The New York Mets swept an abbreviated two-game series from the Philadelphia Phillies this week, but I think the bigger news is that the teams were able to play two out of three after Monday’s snow out.
My friend Vinny invited me to join him for Tuesday’s game, but I have to admit I had my doubts that it would be played. It rained most of the afternoon, and a light mist continued to fall through the night.
The Mets’ group sales department invited Vinny out for a group leader event and I was his guest, so we got to briefly step out onto the warning track while a Mets’ representative took our picture on the field. Pretty cool, right?
After everyone had a chance for photos, we were escorted upstairs to one of the Porsche suites. Now I’ve seen them before (back when they were Empire suites), but that was on a ballpark tour. This was my first time watching a game there. And it was the perfect day for it – the game time temperature was just 40 degrees and the actual attendance was maybe half of the announced crowd.

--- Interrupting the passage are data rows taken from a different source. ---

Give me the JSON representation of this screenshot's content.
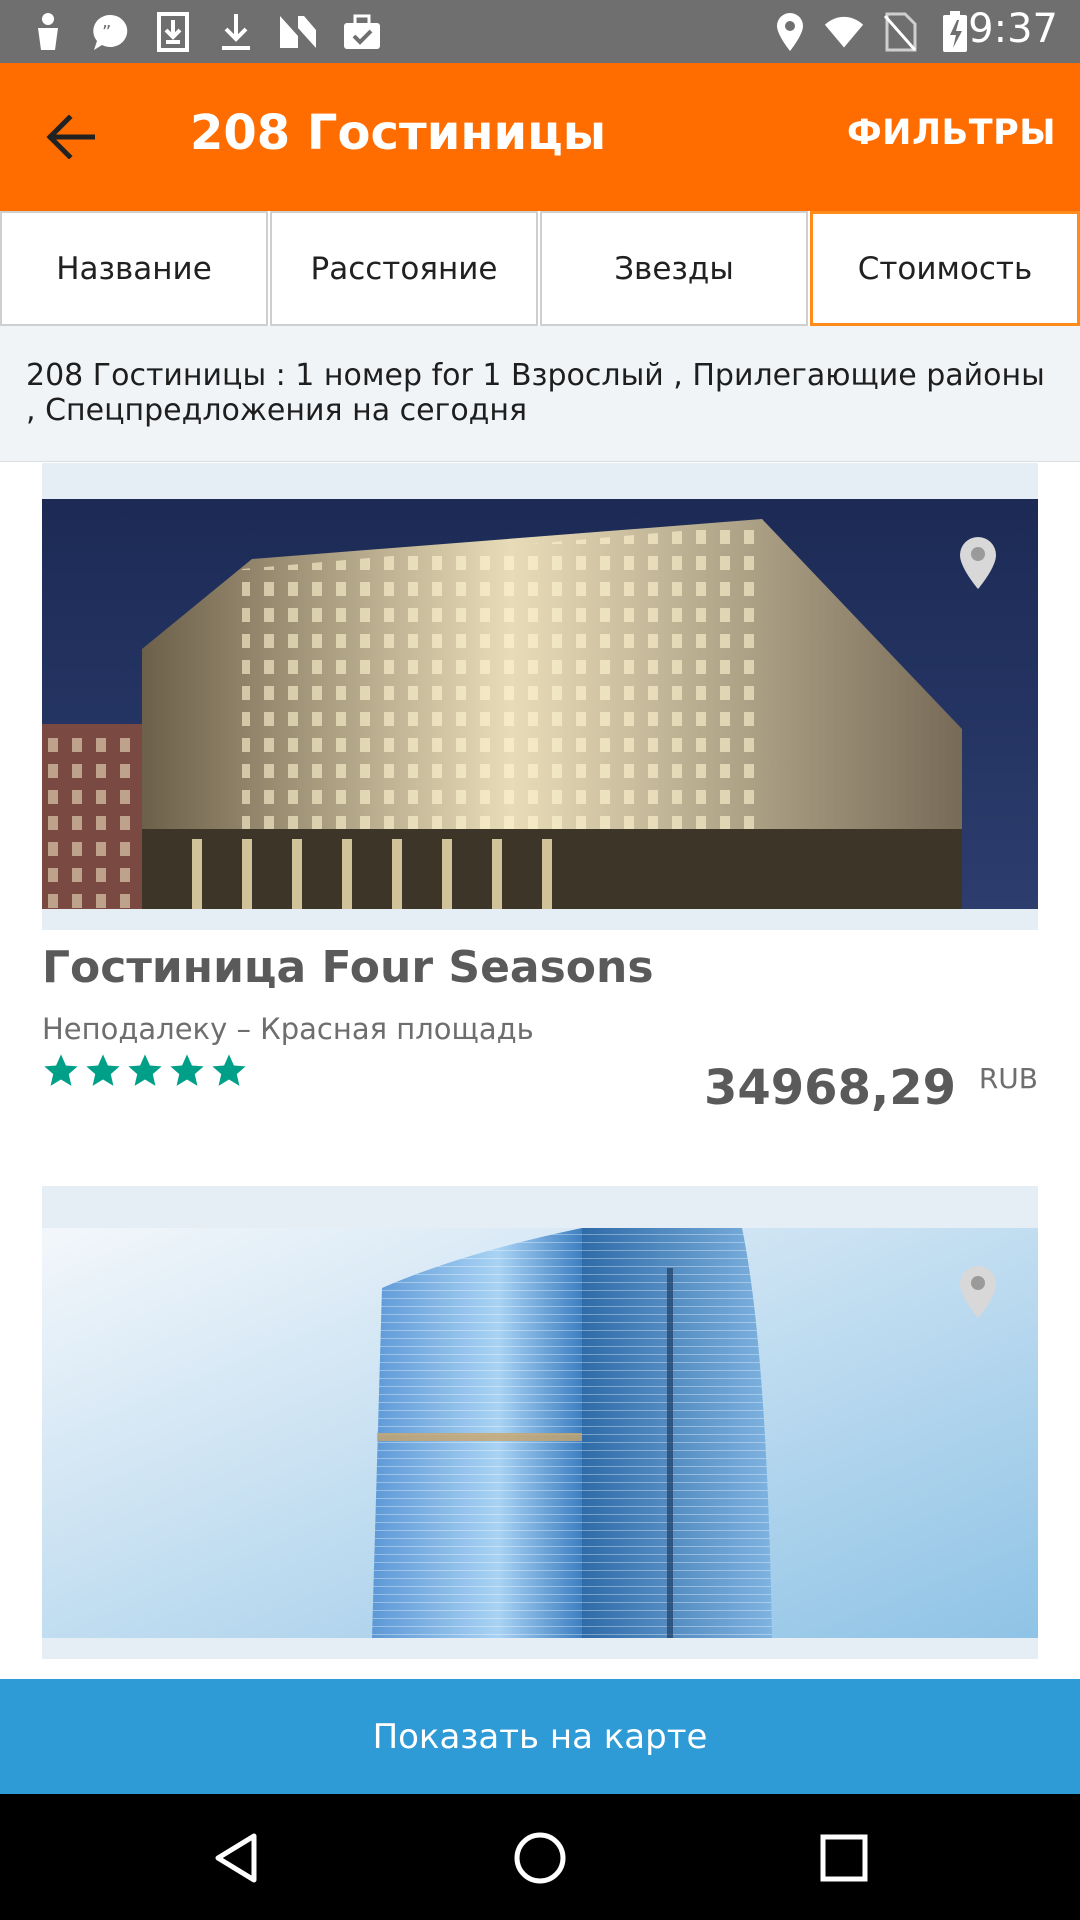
{
  "status_bar": {
    "time": "9:37",
    "left_icons": [
      "person-icon",
      "quote-icon",
      "download-box-icon",
      "download-icon",
      "n-logo-icon",
      "briefcase-check-icon"
    ],
    "right_icons": [
      "location-icon",
      "wifi-icon",
      "no-sim-icon",
      "battery-charging-icon"
    ]
  },
  "app_bar": {
    "title": "208 Гостиницы",
    "filters_label": "ФИЛЬТРЫ",
    "back_icon": "arrow-back-icon"
  },
  "sort_tabs": [
    {
      "label": "Название",
      "active": false
    },
    {
      "label": "Расстояние",
      "active": false
    },
    {
      "label": "Звезды",
      "active": false
    },
    {
      "label": "Стоимость",
      "active": true
    }
  ],
  "summary": "208 Гостиницы : 1 номер for 1 Взрослый , Прилегающие районы , Спецпредложения на сегодня",
  "hotels": [
    {
      "name": "Гостиница Four Seasons",
      "area": "Неподалеку – Красная площадь",
      "stars": 5,
      "price": "34968,29",
      "currency": "RUB"
    },
    {
      "name": "",
      "area": "",
      "stars": null,
      "price": "",
      "currency": ""
    }
  ],
  "map_button_label": "Показать на карте",
  "colors": {
    "accent": "#ff6d00",
    "tab_active_border": "#ff8c1a",
    "star": "#00a088",
    "map_button": "#2e9bd6"
  },
  "nav_bar": [
    "back-triangle-icon",
    "home-circle-icon",
    "recents-square-icon"
  ]
}
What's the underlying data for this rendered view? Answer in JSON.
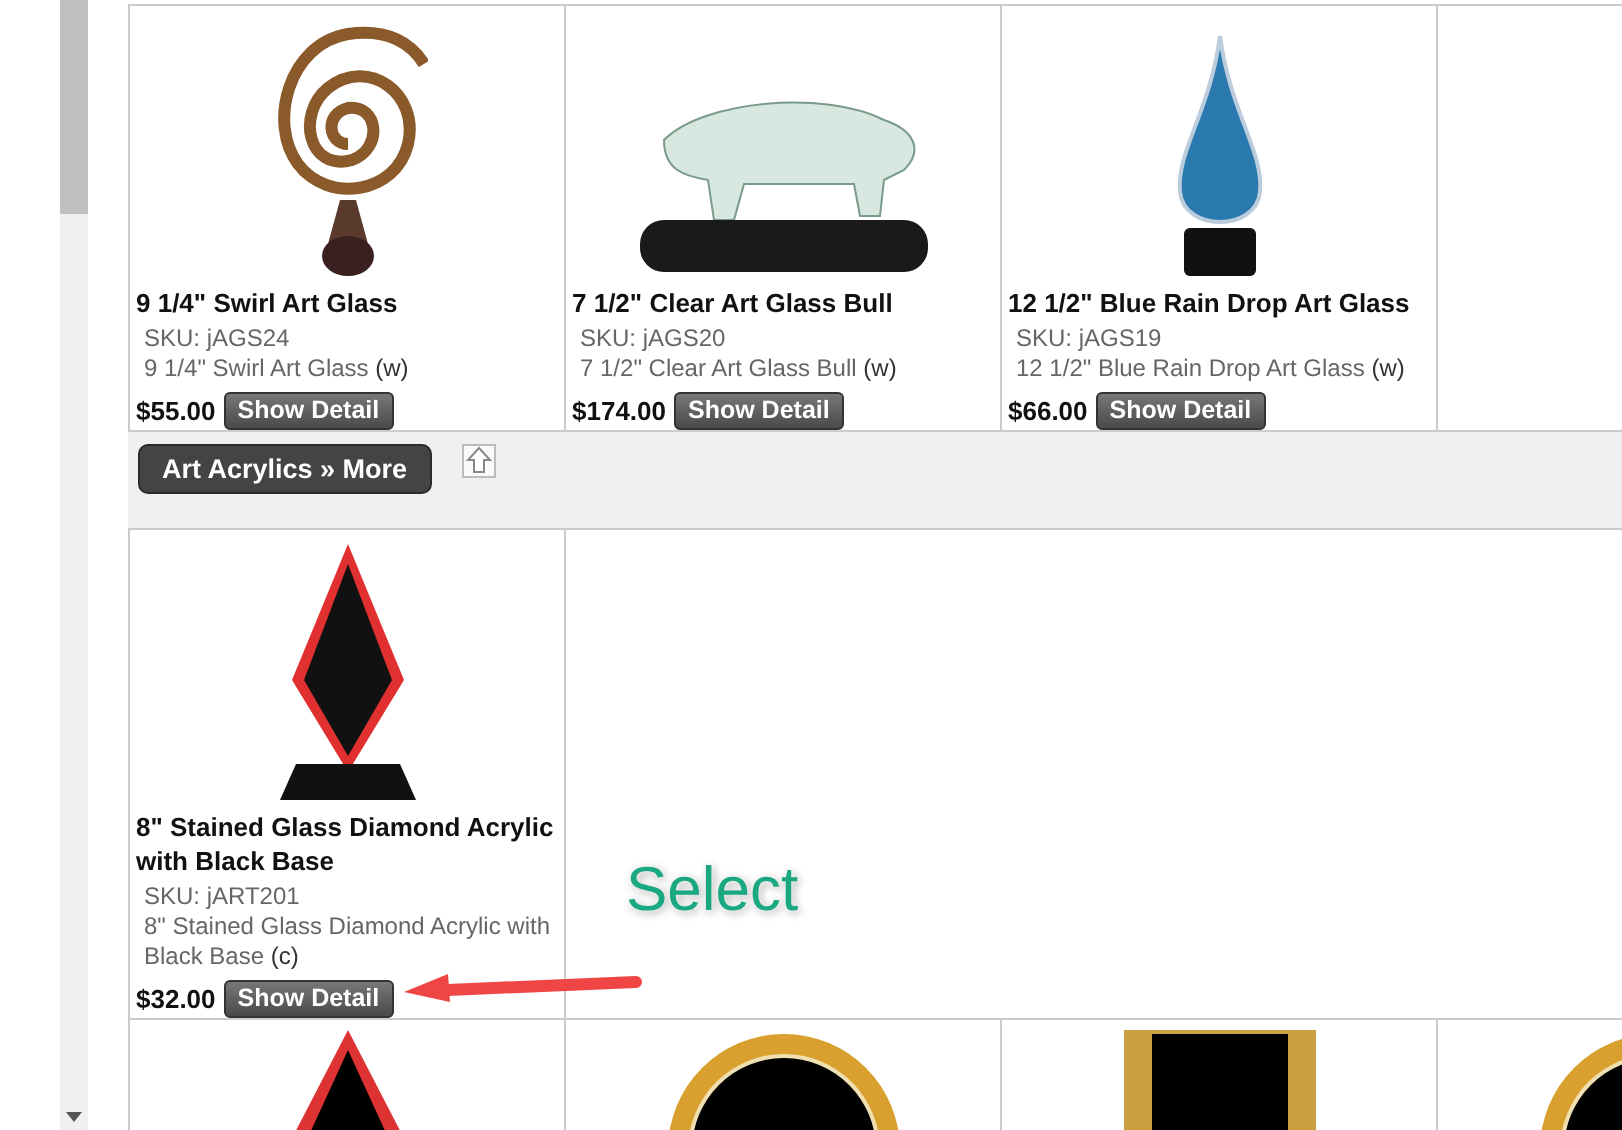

Matt Harvey pitched well… it’s probably the best game I’ve seen from him in a couple of years. The problem is that Ben Lively also pitched well for the Phillies, and Gabe Kapler didn’t seem like he was in too big of a rush to start playing reliever roulette.
I was afraid it might turn into another iteration of that classic Mets game that I seem to go to often — the one where neither team wants to score a run.
In the middle of the sixth inning, I got up to go to the bathroom. Before I got back to the suite, Lively plunked Yoenis Cespedes with a pitch and Jay Bruce moved him into scoring position with a groundout. I made it just in time to watch Todd Frazier drop a double into left center to drive in the first run of the game. Travis d’Arnaud got Frazier home with an insurance run, and that’s all the Mets needed.
But there was a little more drama. We expected Kapler to unleash Unlimited Bullpen Works on us, but he actually stuck with his starter a bit too long and it cost him. Meanwhile Mickey Callaway acted like he never heard the adage, “if it ain’t broke, don’t fix it.”
I can see and agree with the reasoning for lifting Harvey after five innings. There’s something to be said for getting him out on a high note and not letting him face the Phillies’ batting order a third time. It was reasonable to turn to A.J. Ramos for the sixth, and to go to Jerry Blevins to face Odubel Herrera when Ramos struggled.
Turning to Seth Lugo for the seventh inning was inspired — since he wasn’t going to start this week due to the extra unplanned off day, he might as well get some game action in relief. And Lugo was perfect in the seventh and again in the eighth.
Then Callaway fell into the trap of going to his closer just because there was a save situation, and Jeurys Familia nearly blew it. Since the Mets won, it’s just a footnote that will be forgotten by next week.
Today’s game was notable as the first MLB regular season game broadcast exclusively online. Facebook hopes that one day soon, we’ll turn to them to watch live events instead of television.
I’m not interested. Until I figured out how to turn off the viewer comments and reactions, the feed was too busy to follow. And even then, too much of my phone’s screen real estate was devoted to something other than the game picture. I ended up listening to the Mets’ radio broadcast instead.
After an hour and a half rain delay, Noah Syndergaard looked more like Zack Wheeler than the God of Thunder, but that’s ok because did anybody mention that the Phillies’ bullpen is terrible?
And it looks like weather could again be an issue for the Mets this weekend, as they go to Washington D.C. to play the Nationals. Maybe MLB and the players would like to re-think their positions on the 162-game schedule and planned doubleheaders so we don’t have to try to start the damn season in March again?